◆ EXERCISE OBJECTIVE:
The response must match the data below exactly, line for line.
---------- TASK DATA
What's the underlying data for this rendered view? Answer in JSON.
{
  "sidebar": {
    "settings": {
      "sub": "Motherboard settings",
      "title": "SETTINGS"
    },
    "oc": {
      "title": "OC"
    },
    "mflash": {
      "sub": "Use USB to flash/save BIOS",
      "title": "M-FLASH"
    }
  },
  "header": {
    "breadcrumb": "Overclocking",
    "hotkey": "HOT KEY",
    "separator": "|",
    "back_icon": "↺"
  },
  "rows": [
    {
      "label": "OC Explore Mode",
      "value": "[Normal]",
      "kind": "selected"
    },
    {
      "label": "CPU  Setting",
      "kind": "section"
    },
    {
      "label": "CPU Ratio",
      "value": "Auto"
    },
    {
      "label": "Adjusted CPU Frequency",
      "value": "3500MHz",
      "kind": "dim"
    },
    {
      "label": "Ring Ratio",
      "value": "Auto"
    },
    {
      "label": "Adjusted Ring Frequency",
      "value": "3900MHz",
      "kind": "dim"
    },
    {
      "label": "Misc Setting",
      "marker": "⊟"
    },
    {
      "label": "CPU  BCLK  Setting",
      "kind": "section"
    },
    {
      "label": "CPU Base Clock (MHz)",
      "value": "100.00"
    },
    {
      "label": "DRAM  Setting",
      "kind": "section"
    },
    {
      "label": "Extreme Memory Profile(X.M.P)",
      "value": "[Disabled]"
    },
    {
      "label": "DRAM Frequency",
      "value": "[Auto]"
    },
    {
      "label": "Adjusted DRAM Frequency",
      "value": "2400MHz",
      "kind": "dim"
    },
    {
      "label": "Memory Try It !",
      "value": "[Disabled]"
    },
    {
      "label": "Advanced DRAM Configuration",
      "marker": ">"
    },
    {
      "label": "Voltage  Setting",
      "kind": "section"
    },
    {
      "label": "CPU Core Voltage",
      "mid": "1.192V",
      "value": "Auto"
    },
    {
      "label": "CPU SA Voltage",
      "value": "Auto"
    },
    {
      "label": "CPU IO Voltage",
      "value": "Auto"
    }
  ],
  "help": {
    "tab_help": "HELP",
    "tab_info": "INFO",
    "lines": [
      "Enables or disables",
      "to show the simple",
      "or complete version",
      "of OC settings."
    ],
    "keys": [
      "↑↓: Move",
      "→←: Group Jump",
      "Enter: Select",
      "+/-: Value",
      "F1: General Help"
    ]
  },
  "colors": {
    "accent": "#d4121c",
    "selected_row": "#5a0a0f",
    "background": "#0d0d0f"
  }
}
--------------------
◆ WRITTEN SOLUTION:
What's the underlying data for this rendered view? Answer in JSON.
{
  "sidebar": {
    "settings": {
      "sub": "Motherboard settings",
      "title": "SETTINGS"
    },
    "oc": {
      "title": "OC"
    },
    "mflash": {
      "sub": "Use USB to flash/save BIOS",
      "title": "M-FLASH"
    }
  },
  "header": {
    "breadcrumb": "Overclocking",
    "hotkey": "HOT KEY",
    "separator": "|",
    "back_icon": "↺"
  },
  "rows": [
    {
      "label": "OC Explore Mode",
      "value": "[Normal]",
      "kind": "selected"
    },
    {
      "label": "CPU  Setting",
      "kind": "section"
    },
    {
      "label": "CPU Ratio",
      "value": "Auto"
    },
    {
      "label": "Adjusted CPU Frequency",
      "value": "3500MHz",
      "kind": "dim"
    },
    {
      "label": "Ring Ratio",
      "value": "Auto"
    },
    {
      "label": "Adjusted Ring Frequency",
      "value": "3900MHz",
      "kind": "dim"
    },
    {
      "label": "Misc Setting",
      "marker": "⊟"
    },
    {
      "label": "CPU  BCLK  Setting",
      "kind": "section"
    },
    {
      "label": "CPU Base Clock (MHz)",
      "value": "100.00"
    },
    {
      "label": "DRAM  Setting",
      "kind": "section"
    },
    {
      "label": "Extreme Memory Profile(X.M.P)",
      "value": "[Disabled]"
    },
    {
      "label": "DRAM Frequency",
      "value": "[Auto]"
    },
    {
      "label": "Adjusted DRAM Frequency",
      "value": "2400MHz",
      "kind": "dim"
    },
    {
      "label": "Memory Try It !",
      "value": "[Disabled]"
    },
    {
      "label": "Advanced DRAM Configuration",
      "marker": ">"
    },
    {
      "label": "Voltage  Setting",
      "kind": "section"
    },
    {
      "label": "CPU Core Voltage",
      "mid": "1.192V",
      "value": "Auto"
    },
    {
      "label": "CPU SA Voltage",
      "value": "Auto"
    },
    {
      "label": "CPU IO Voltage",
      "value": "Auto"
    }
  ],
  "help": {
    "tab_help": "HELP",
    "tab_info": "INFO",
    "lines": [
      "Enables or disables",
      "to show the simple",
      "or complete version",
      "of OC settings."
    ],
    "keys": [
      "↑↓: Move",
      "→←: Group Jump",
      "Enter: Select",
      "+/-: Value",
      "F1: General Help"
    ]
  },
  "colors": {
    "accent": "#d4121c",
    "selected_row": "#5a0a0f",
    "background": "#0d0d0f"
  }
}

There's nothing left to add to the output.